> _Required action_
Your task is to repeat the entries underneath exactly, minus the pictures.

> _Exercise materials_
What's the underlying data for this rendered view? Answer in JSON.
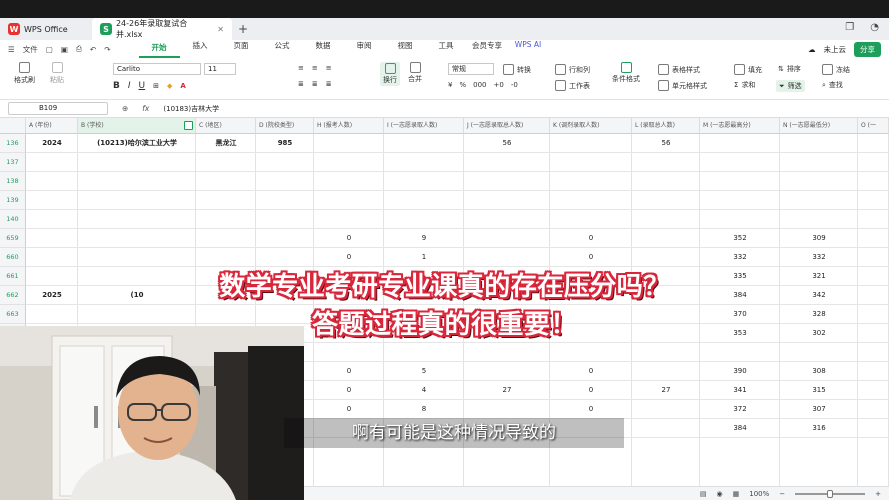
{
  "tabs": {
    "wps_label": "WPS Office",
    "file_label": "24-26年录取复试合并.xlsx",
    "file_badge": "S",
    "wps_badge": "W"
  },
  "menu": {
    "file": "文件",
    "items": [
      "开始",
      "插入",
      "页面",
      "公式",
      "数据",
      "审阅",
      "视图",
      "工具",
      "会员专享",
      "WPS AI"
    ],
    "cloud": "未上云",
    "share": "分享"
  },
  "ribbon": {
    "format_painter": "格式刷",
    "paste": "粘贴",
    "font_name": "Carlito",
    "font_size": "11",
    "number_format": "常规",
    "convert": "转换",
    "rows_cols": "行和列",
    "worksheet": "工作表",
    "wrap": "换行",
    "merge": "合并",
    "table_style": "表格样式",
    "conditional": "条件格式",
    "cell_style": "单元格样式",
    "fill": "填充",
    "sort": "排序",
    "freeze": "冻结",
    "sum": "求和",
    "filter": "筛选",
    "find": "查找"
  },
  "formula_bar": {
    "cell_ref": "B109",
    "fx": "fx",
    "content": "(10183)吉林大学"
  },
  "columns": [
    "A (年份)",
    "B (学校)",
    "C (地区)",
    "D (院校类型)",
    "H (报考人数)",
    "I (一志愿录取人数)",
    "J (一志愿录取总人数)",
    "K (调剂录取人数)",
    "L (录取总人数)",
    "M (一志愿最高分)",
    "N (一志愿最低分)",
    "O (一"
  ],
  "row_numbers": [
    "136",
    "137",
    "138",
    "139",
    "140",
    "659",
    "660",
    "661",
    "662",
    "663",
    "",
    "",
    "",
    "",
    "",
    ""
  ],
  "rows": [
    {
      "A": "2024",
      "B": "(10213)哈尔滨工业大学",
      "C": "黑龙江",
      "D": "985",
      "H": "",
      "I": "",
      "J": "56",
      "K": "",
      "L": "56",
      "M": "",
      "N": ""
    },
    {
      "A": "",
      "B": "",
      "C": "",
      "D": "",
      "H": "",
      "I": "",
      "J": "",
      "K": "",
      "L": "",
      "M": "",
      "N": ""
    },
    {
      "A": "",
      "B": "",
      "C": "",
      "D": "",
      "H": "",
      "I": "",
      "J": "",
      "K": "",
      "L": "",
      "M": "",
      "N": ""
    },
    {
      "A": "",
      "B": "",
      "C": "",
      "D": "",
      "H": "",
      "I": "",
      "J": "",
      "K": "",
      "L": "",
      "M": "",
      "N": ""
    },
    {
      "A": "",
      "B": "",
      "C": "",
      "D": "",
      "H": "",
      "I": "",
      "J": "",
      "K": "",
      "L": "",
      "M": "",
      "N": ""
    },
    {
      "A": "",
      "B": "",
      "C": "",
      "D": "",
      "H": "0",
      "I": "9",
      "J": "",
      "K": "0",
      "L": "",
      "M": "352",
      "N": "309"
    },
    {
      "A": "",
      "B": "",
      "C": "",
      "D": "",
      "H": "0",
      "I": "1",
      "J": "",
      "K": "0",
      "L": "",
      "M": "332",
      "N": "332"
    },
    {
      "A": "",
      "B": "",
      "C": "",
      "D": "",
      "H": "",
      "I": "",
      "J": "",
      "K": "",
      "L": "",
      "M": "335",
      "N": "321"
    },
    {
      "A": "2025",
      "B": "(10",
      "C": "",
      "D": "",
      "H": "",
      "I": "",
      "J": "",
      "K": "",
      "L": "",
      "M": "384",
      "N": "342"
    },
    {
      "A": "",
      "B": "",
      "C": "",
      "D": "",
      "H": "",
      "I": "",
      "J": "",
      "K": "",
      "L": "",
      "M": "370",
      "N": "328"
    },
    {
      "A": "",
      "B": "",
      "C": "",
      "D": "",
      "H": "",
      "I": "",
      "J": "",
      "K": "",
      "L": "",
      "M": "353",
      "N": "302"
    },
    {
      "A": "",
      "B": "",
      "C": "",
      "D": "",
      "H": "",
      "I": "",
      "J": "",
      "K": "",
      "L": "",
      "M": "",
      "N": ""
    },
    {
      "A": "",
      "B": "",
      "C": "",
      "D": "",
      "H": "0",
      "I": "5",
      "J": "",
      "K": "0",
      "L": "",
      "M": "390",
      "N": "308"
    },
    {
      "A": "",
      "B": "",
      "C": "",
      "D": "",
      "H": "0",
      "I": "4",
      "J": "27",
      "K": "0",
      "L": "27",
      "M": "341",
      "N": "315"
    },
    {
      "A": "",
      "B": "",
      "C": "",
      "D": "",
      "H": "0",
      "I": "8",
      "J": "",
      "K": "0",
      "L": "",
      "M": "372",
      "N": "307"
    },
    {
      "A": "",
      "B": "",
      "C": "",
      "D": "",
      "H": "",
      "I": "",
      "J": "",
      "K": "",
      "L": "",
      "M": "384",
      "N": "316"
    }
  ],
  "overlay": {
    "title_line1": "数学专业考研专业课真的存在压分吗？",
    "title_line2": "答题过程真的很重要！",
    "subtitle": "啊有可能是这种情况导致的"
  },
  "statusbar": {
    "zoom": "100%"
  }
}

> _Written response_
What's the underlying data for this rendered view? Answer in JSON.
{
  "tabs": {
    "wps_label": "WPS Office",
    "file_label": "24-26年录取复试合并.xlsx",
    "file_badge": "S",
    "wps_badge": "W"
  },
  "menu": {
    "file": "文件",
    "items": [
      "开始",
      "插入",
      "页面",
      "公式",
      "数据",
      "审阅",
      "视图",
      "工具",
      "会员专享",
      "WPS AI"
    ],
    "cloud": "未上云",
    "share": "分享"
  },
  "ribbon": {
    "format_painter": "格式刷",
    "paste": "粘贴",
    "font_name": "Carlito",
    "font_size": "11",
    "number_format": "常规",
    "convert": "转换",
    "rows_cols": "行和列",
    "worksheet": "工作表",
    "wrap": "换行",
    "merge": "合并",
    "table_style": "表格样式",
    "conditional": "条件格式",
    "cell_style": "单元格样式",
    "fill": "填充",
    "sort": "排序",
    "freeze": "冻结",
    "sum": "求和",
    "filter": "筛选",
    "find": "查找"
  },
  "formula_bar": {
    "cell_ref": "B109",
    "fx": "fx",
    "content": "(10183)吉林大学"
  },
  "columns": [
    "A (年份)",
    "B (学校)",
    "C (地区)",
    "D (院校类型)",
    "H (报考人数)",
    "I (一志愿录取人数)",
    "J (一志愿录取总人数)",
    "K (调剂录取人数)",
    "L (录取总人数)",
    "M (一志愿最高分)",
    "N (一志愿最低分)",
    "O (一"
  ],
  "row_numbers": [
    "136",
    "137",
    "138",
    "139",
    "140",
    "659",
    "660",
    "661",
    "662",
    "663",
    "",
    "",
    "",
    "",
    "",
    ""
  ],
  "rows": [
    {
      "A": "2024",
      "B": "(10213)哈尔滨工业大学",
      "C": "黑龙江",
      "D": "985",
      "H": "",
      "I": "",
      "J": "56",
      "K": "",
      "L": "56",
      "M": "",
      "N": ""
    },
    {
      "A": "",
      "B": "",
      "C": "",
      "D": "",
      "H": "",
      "I": "",
      "J": "",
      "K": "",
      "L": "",
      "M": "",
      "N": ""
    },
    {
      "A": "",
      "B": "",
      "C": "",
      "D": "",
      "H": "",
      "I": "",
      "J": "",
      "K": "",
      "L": "",
      "M": "",
      "N": ""
    },
    {
      "A": "",
      "B": "",
      "C": "",
      "D": "",
      "H": "",
      "I": "",
      "J": "",
      "K": "",
      "L": "",
      "M": "",
      "N": ""
    },
    {
      "A": "",
      "B": "",
      "C": "",
      "D": "",
      "H": "",
      "I": "",
      "J": "",
      "K": "",
      "L": "",
      "M": "",
      "N": ""
    },
    {
      "A": "",
      "B": "",
      "C": "",
      "D": "",
      "H": "0",
      "I": "9",
      "J": "",
      "K": "0",
      "L": "",
      "M": "352",
      "N": "309"
    },
    {
      "A": "",
      "B": "",
      "C": "",
      "D": "",
      "H": "0",
      "I": "1",
      "J": "",
      "K": "0",
      "L": "",
      "M": "332",
      "N": "332"
    },
    {
      "A": "",
      "B": "",
      "C": "",
      "D": "",
      "H": "",
      "I": "",
      "J": "",
      "K": "",
      "L": "",
      "M": "335",
      "N": "321"
    },
    {
      "A": "2025",
      "B": "(10",
      "C": "",
      "D": "",
      "H": "",
      "I": "",
      "J": "",
      "K": "",
      "L": "",
      "M": "384",
      "N": "342"
    },
    {
      "A": "",
      "B": "",
      "C": "",
      "D": "",
      "H": "",
      "I": "",
      "J": "",
      "K": "",
      "L": "",
      "M": "370",
      "N": "328"
    },
    {
      "A": "",
      "B": "",
      "C": "",
      "D": "",
      "H": "",
      "I": "",
      "J": "",
      "K": "",
      "L": "",
      "M": "353",
      "N": "302"
    },
    {
      "A": "",
      "B": "",
      "C": "",
      "D": "",
      "H": "",
      "I": "",
      "J": "",
      "K": "",
      "L": "",
      "M": "",
      "N": ""
    },
    {
      "A": "",
      "B": "",
      "C": "",
      "D": "",
      "H": "0",
      "I": "5",
      "J": "",
      "K": "0",
      "L": "",
      "M": "390",
      "N": "308"
    },
    {
      "A": "",
      "B": "",
      "C": "",
      "D": "",
      "H": "0",
      "I": "4",
      "J": "27",
      "K": "0",
      "L": "27",
      "M": "341",
      "N": "315"
    },
    {
      "A": "",
      "B": "",
      "C": "",
      "D": "",
      "H": "0",
      "I": "8",
      "J": "",
      "K": "0",
      "L": "",
      "M": "372",
      "N": "307"
    },
    {
      "A": "",
      "B": "",
      "C": "",
      "D": "",
      "H": "",
      "I": "",
      "J": "",
      "K": "",
      "L": "",
      "M": "384",
      "N": "316"
    }
  ],
  "overlay": {
    "title_line1": "数学专业考研专业课真的存在压分吗？",
    "title_line2": "答题过程真的很重要！",
    "subtitle": "啊有可能是这种情况导致的"
  },
  "statusbar": {
    "zoom": "100%"
  }
}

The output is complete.